What is being asked
Could you filter the records below down to the lines that include the word "Entre"?

+ + + + + + +

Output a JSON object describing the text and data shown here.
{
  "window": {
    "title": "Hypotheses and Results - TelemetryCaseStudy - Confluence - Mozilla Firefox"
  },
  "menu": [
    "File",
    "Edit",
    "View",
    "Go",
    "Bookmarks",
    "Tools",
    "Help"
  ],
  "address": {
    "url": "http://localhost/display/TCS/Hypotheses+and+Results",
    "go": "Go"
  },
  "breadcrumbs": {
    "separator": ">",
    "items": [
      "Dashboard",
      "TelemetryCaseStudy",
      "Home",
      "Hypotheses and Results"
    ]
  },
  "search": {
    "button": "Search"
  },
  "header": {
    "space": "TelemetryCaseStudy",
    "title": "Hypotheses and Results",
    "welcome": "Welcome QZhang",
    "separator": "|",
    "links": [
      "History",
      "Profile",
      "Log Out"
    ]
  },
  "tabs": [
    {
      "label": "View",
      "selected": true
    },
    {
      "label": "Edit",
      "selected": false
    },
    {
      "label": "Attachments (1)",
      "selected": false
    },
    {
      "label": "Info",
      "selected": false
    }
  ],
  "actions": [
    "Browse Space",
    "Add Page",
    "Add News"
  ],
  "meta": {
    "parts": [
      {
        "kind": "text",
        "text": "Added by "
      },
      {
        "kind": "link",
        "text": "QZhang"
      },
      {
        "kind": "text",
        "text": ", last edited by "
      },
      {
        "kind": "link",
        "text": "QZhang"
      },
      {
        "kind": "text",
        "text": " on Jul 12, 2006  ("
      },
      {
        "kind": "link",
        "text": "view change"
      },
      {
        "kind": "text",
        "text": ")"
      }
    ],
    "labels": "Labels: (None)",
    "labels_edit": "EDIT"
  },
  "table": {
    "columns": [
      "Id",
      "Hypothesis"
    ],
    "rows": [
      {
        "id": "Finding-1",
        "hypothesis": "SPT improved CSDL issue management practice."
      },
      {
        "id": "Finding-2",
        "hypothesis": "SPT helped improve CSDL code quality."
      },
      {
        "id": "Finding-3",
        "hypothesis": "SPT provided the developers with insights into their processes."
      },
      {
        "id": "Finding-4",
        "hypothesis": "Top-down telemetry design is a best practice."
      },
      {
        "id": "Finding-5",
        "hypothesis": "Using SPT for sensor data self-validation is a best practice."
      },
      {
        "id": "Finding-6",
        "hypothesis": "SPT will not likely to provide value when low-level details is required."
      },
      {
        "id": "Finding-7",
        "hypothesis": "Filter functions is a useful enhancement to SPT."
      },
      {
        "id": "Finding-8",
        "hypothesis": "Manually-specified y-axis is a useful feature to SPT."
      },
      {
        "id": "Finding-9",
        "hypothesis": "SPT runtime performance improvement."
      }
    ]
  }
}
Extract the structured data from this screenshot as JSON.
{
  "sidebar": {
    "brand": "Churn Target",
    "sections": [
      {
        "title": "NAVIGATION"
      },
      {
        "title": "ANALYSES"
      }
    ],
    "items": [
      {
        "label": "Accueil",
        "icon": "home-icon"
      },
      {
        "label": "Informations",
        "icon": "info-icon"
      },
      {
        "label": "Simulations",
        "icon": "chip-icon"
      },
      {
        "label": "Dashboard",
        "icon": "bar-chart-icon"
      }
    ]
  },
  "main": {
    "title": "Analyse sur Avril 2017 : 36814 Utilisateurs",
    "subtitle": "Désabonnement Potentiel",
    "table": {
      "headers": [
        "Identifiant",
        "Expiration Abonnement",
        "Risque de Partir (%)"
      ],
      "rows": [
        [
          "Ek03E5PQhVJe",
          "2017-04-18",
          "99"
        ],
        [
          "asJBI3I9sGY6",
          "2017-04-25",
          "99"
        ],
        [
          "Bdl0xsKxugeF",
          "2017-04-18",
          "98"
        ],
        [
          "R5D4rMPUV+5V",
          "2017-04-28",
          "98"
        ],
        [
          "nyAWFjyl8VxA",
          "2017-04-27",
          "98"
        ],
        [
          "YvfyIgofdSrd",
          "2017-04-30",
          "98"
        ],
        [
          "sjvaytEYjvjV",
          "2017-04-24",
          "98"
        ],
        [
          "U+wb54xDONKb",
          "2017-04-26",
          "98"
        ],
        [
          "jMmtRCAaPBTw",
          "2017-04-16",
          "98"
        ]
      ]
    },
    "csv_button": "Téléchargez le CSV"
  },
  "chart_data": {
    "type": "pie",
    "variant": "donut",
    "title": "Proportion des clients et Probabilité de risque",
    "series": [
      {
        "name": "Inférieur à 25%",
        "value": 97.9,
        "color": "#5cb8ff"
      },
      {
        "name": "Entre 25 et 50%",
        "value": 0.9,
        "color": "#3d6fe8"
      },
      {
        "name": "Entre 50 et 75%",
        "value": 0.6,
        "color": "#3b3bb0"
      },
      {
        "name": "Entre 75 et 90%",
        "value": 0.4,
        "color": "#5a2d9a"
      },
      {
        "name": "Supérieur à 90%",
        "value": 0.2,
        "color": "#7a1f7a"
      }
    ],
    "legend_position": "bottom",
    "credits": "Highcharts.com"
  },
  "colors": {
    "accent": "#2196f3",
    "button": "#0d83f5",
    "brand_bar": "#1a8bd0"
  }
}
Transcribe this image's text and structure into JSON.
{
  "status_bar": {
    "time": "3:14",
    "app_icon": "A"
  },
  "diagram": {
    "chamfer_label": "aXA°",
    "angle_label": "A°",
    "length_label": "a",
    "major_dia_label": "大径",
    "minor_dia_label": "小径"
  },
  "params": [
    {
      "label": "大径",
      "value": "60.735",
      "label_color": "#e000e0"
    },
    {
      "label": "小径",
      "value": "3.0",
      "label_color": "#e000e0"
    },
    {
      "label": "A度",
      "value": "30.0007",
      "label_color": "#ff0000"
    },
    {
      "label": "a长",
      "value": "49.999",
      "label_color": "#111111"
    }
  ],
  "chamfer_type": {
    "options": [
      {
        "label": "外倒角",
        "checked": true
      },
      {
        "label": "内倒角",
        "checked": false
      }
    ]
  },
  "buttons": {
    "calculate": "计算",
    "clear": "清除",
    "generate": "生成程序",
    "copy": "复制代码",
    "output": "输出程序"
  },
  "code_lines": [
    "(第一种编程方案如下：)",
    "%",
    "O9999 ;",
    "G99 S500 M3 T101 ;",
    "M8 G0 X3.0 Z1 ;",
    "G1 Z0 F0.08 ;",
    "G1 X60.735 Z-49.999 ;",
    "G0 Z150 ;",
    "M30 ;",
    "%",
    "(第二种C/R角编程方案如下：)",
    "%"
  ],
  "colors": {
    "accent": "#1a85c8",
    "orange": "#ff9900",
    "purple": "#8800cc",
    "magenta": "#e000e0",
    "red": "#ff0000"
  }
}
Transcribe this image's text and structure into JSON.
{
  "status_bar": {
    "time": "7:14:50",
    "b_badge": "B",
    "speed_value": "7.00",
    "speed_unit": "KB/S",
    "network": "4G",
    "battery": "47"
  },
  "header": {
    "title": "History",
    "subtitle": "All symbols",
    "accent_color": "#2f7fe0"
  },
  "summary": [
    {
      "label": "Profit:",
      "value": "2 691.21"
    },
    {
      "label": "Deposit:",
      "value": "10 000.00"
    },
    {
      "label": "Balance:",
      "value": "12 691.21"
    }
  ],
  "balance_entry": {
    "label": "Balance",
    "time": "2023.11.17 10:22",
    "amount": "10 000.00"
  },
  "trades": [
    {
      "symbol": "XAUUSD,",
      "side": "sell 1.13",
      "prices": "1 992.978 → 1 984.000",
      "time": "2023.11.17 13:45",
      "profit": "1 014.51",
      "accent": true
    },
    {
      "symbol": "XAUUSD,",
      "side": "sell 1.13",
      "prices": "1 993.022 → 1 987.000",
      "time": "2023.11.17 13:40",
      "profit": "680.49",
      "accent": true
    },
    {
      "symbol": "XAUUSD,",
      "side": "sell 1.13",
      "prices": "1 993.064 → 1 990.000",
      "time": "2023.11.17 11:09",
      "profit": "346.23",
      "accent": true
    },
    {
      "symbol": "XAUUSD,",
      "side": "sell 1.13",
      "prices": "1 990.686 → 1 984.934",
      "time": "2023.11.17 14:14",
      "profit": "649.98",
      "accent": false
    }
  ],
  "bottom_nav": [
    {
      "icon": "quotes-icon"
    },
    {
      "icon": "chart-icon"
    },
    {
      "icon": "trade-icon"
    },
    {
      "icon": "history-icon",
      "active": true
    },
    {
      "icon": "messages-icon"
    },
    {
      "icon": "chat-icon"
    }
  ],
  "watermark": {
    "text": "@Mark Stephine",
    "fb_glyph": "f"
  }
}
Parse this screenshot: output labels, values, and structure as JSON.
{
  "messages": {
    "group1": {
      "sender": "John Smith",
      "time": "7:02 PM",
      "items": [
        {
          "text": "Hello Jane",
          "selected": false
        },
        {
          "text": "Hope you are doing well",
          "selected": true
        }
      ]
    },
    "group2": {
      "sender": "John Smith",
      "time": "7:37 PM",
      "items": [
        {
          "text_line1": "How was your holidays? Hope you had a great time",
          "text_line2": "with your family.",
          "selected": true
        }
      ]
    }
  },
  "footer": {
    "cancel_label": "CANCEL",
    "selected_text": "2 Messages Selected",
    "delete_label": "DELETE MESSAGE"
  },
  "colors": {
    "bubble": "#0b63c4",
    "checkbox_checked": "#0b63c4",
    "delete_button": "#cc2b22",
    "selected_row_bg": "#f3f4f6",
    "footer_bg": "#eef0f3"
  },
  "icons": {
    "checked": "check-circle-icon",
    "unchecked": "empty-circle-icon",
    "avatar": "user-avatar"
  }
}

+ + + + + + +

Written solution
        "name": "Entre 25 et 50%",
        "name": "Entre 50 et 75%",
        "name": "Entre 75 et 90%",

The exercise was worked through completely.